Mt. Ellen tends to be a bit colder and windier than Lincoln Peak, and it has an older and more rustic base lodge. It is also less crowded and offers excellent terrain. The steepest on-trail pitch at Sugarbush can be found on skier’s right as you enter the FIS trail from the summit quad. Bravo and Black Diamond offer large moguls that will challenge anyone. Tree runs found off of Exterminator, Bravo and Tumbler are fun and challenging. But, many easier trails can be found as well. Walt’s is a perfect example of a remote-feeling and fun trail for the non-experts.
Back at Lincoln Peak, check out Stein’s Run or Ripcord for steeps. If you want a more natural and remote experience while still on trails, look to Paradise or Rumble. Using appropriate safety precautions enter the Long Trail from Paradise and seek out numerous steep tree lines. Inbounds, look to the tree runs Gangster’s Grotto or Stein’s Woods for steeps, or Eden, Race Course Woods, or Deeper Sleeper for moderately easy tree lines. Beginners should stick to the Gate House chair at Lincoln Peak and the Inverness or GMX chairs at Mt. Ellen. Intermediate skiers can easily make to the summit of any chair except Castlerock and expect moderate cruising terrain to the bottom.

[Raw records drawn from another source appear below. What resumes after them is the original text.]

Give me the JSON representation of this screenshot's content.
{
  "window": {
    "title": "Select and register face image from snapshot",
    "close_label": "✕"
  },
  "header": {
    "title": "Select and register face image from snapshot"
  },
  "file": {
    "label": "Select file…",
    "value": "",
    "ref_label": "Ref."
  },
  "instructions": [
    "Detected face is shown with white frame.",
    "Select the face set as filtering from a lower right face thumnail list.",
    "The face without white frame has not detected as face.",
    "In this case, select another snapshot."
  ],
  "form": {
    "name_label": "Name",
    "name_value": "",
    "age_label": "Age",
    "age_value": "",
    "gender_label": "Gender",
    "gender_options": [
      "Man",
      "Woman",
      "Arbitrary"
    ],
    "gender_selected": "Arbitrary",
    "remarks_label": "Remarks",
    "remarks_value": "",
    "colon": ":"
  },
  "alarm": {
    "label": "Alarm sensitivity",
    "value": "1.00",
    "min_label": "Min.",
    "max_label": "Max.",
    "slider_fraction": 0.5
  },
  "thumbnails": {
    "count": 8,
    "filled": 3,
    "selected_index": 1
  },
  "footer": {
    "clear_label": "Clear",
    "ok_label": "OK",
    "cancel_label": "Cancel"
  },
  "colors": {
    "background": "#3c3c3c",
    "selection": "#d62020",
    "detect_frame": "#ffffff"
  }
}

At the end of the day, be sure to stop in at the Castlerock Pub, and let Shawn Fuschetto serve you a beverage from a broad selection of Vermont-made beverages.